Soon, momentum for the recall movement began. Hollin said he approached seven or eight potential candidates before deciding he should be the one to take on the embattled lawmaker.
“My career was doing just fine,” he said. “I never envisioned myself holding public office.”
Murray, who questioned whether some of the signatures were forged, said the recall was “planned by my opponent since January. The rezoning is just a front; it’s a ploy they’re using.
“This is the third time they’re running against me,” she said. “They’re still upset because we beat them out of the first race [in 2003].”
‘Not what it’s about’
Hollin’s supporters say their efforts to unseat Murray followed her refusal to respond to some 7,000 emails, answer phone calls and support constituents.
Amy Bryson, a District 5 resident against whom Murray filed a harassment complaint, said she’s excited about being part of a district that’s exercising its civic rights.
“Any time, I think, you have an election at any period of time, you’re going to have some kind of a division. That’s what the democratic process is all about,” Bryson said.
“What concerns me is people are trying to play this is as the haves and have-nots, that this is a black-white issue, that this is a poor-rich issue,” she said. “That’s not what it’s about.”
Meanwhile, friends of Murray see the special election as an unfair attack on an elected official who led efforts to clean up Dickerson Pike and the surrounding area, spearheaded crime reduction and supported economic development.
“This community has come a long way with the Council people who have been here,” Cleve Yokley said. “Murray has worked with other Council persons to get things done for the city.”
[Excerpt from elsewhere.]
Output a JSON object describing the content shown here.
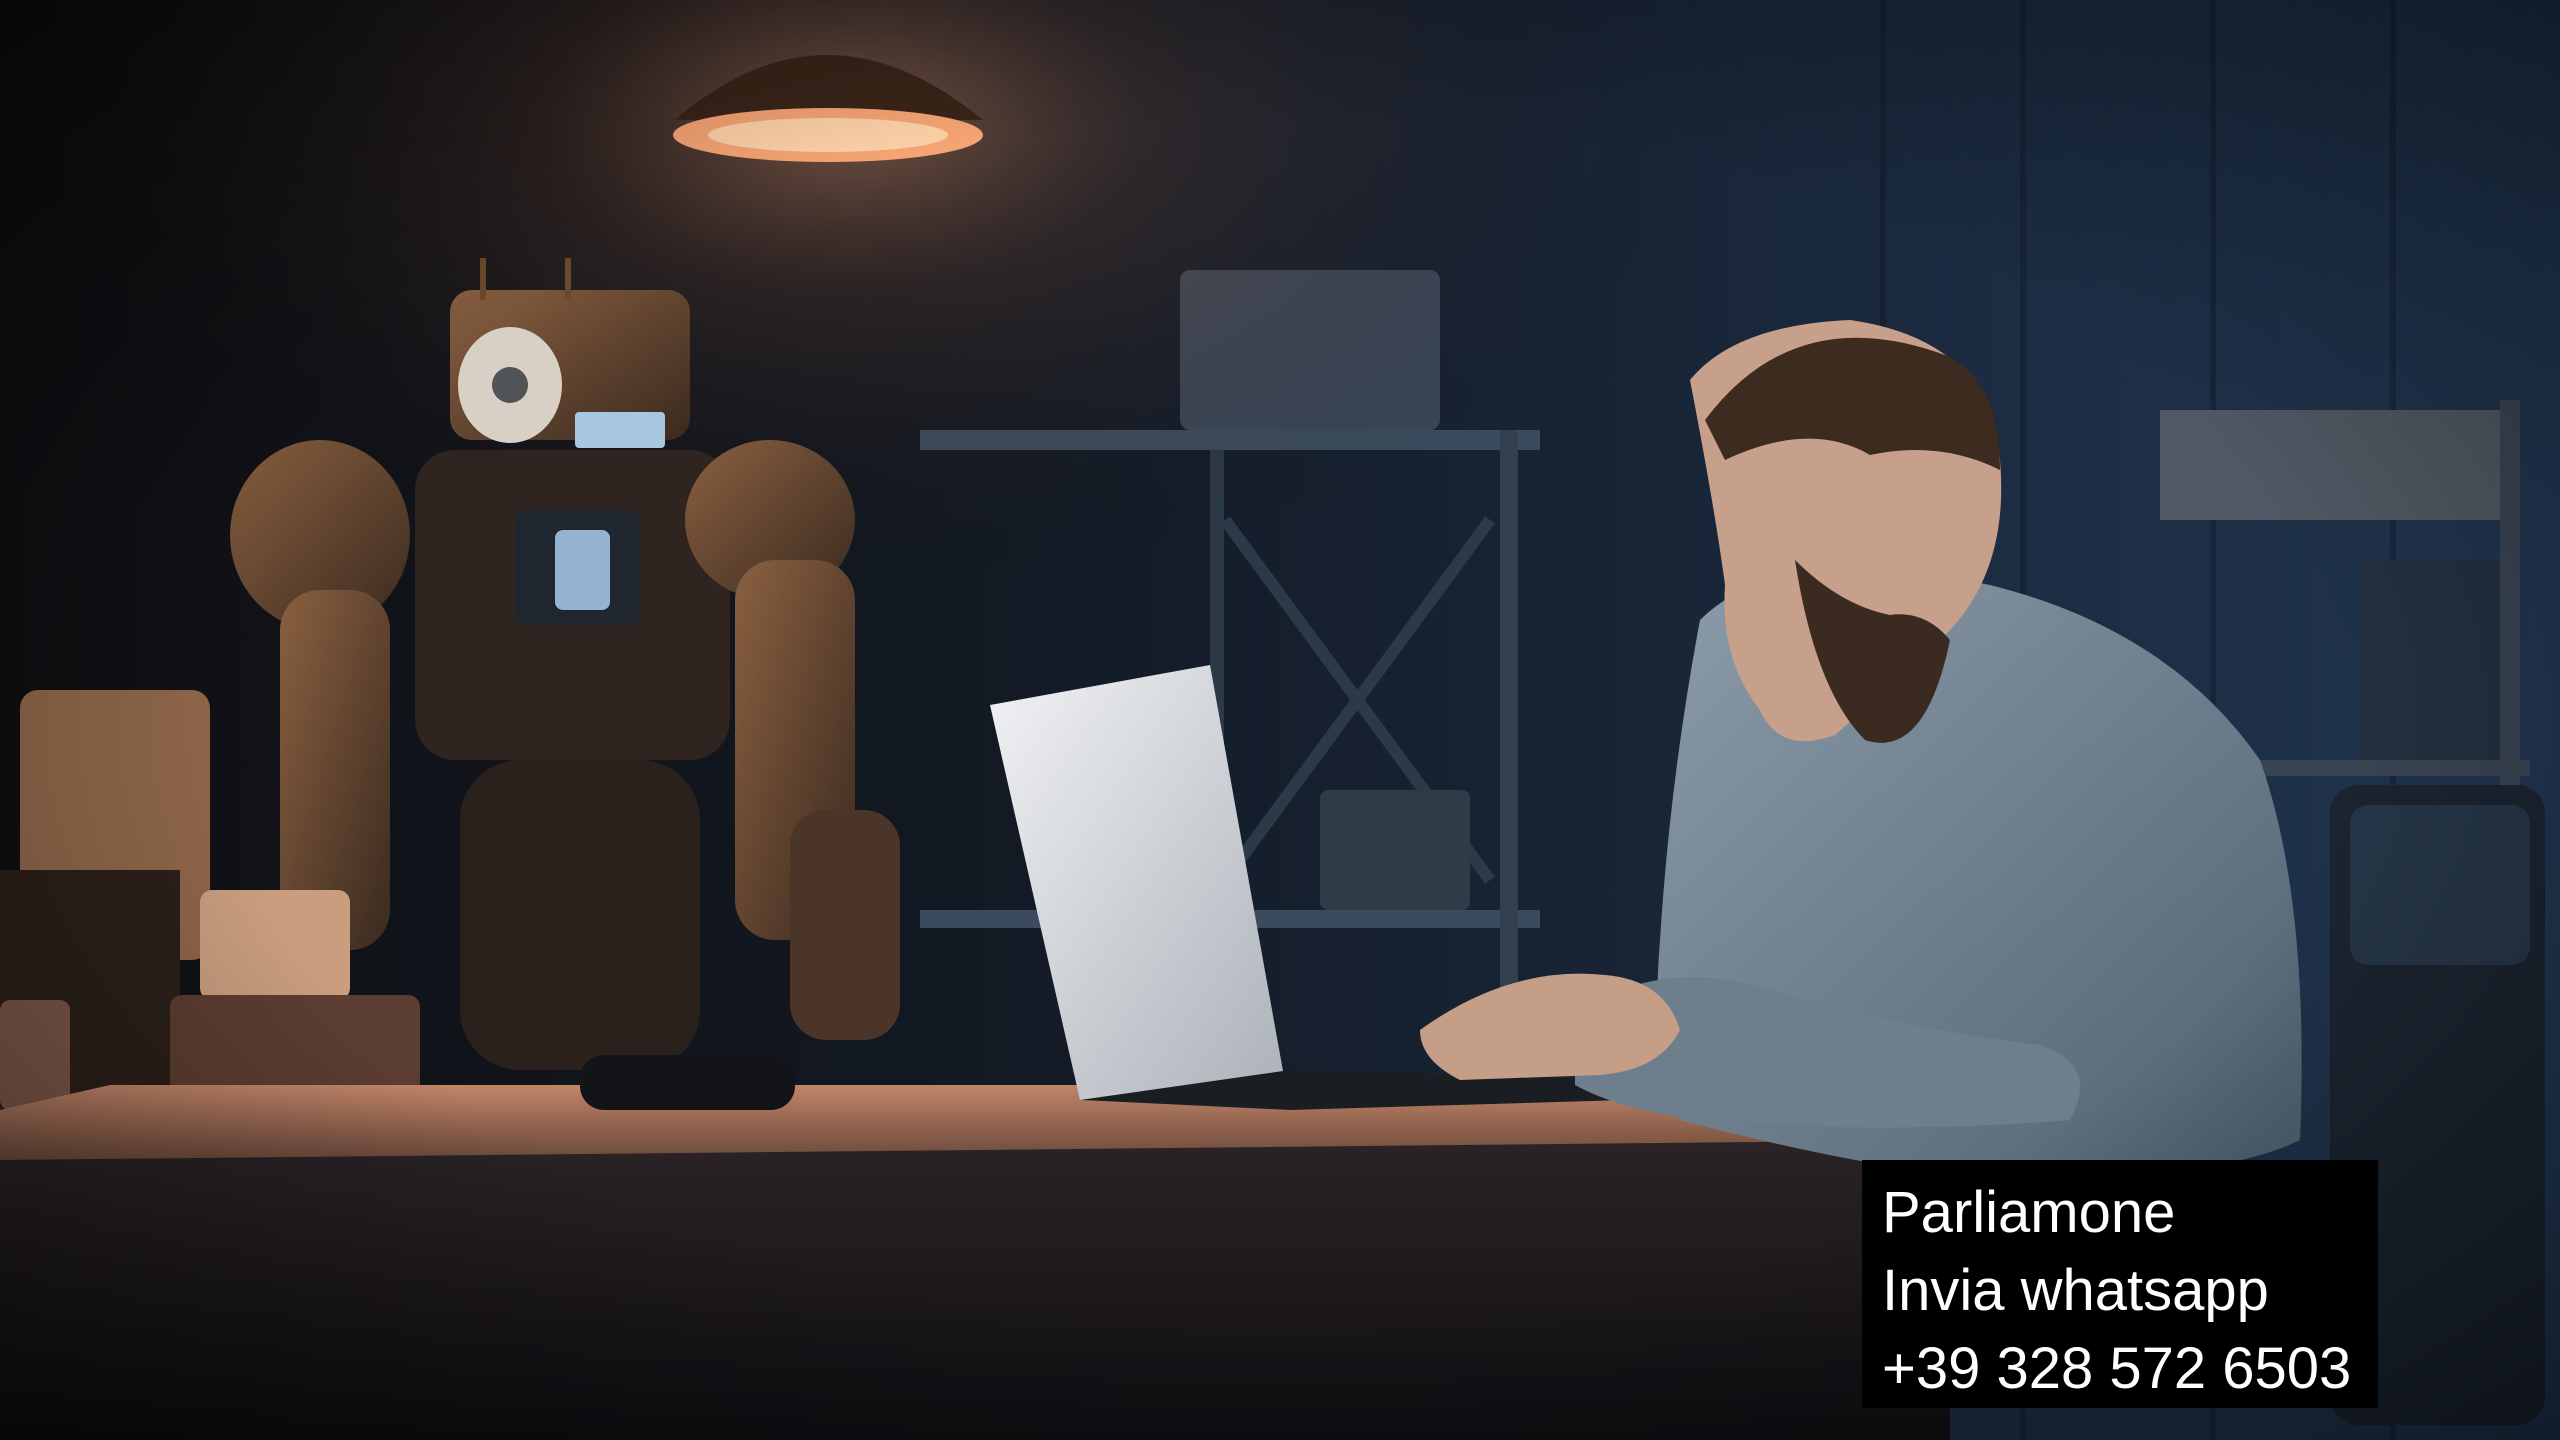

Both candidates, confident in victory, claim to have built strong coalitions of supporters comprised of voters who are young, old, black and white.
“From people outside looking in, there appears to be a racial division, but ride around with me and you’ll find out what it’s about,” Hollin said.
Murray said the recent growth in the neighborhood is good, adding that one of her goals since she took office has been to increase diversity. But the special election, she insisted, is just more of the same from unrelenting opposition.
“We’ll win,” Murray vowed. “But I believe this has been terrible for our community.”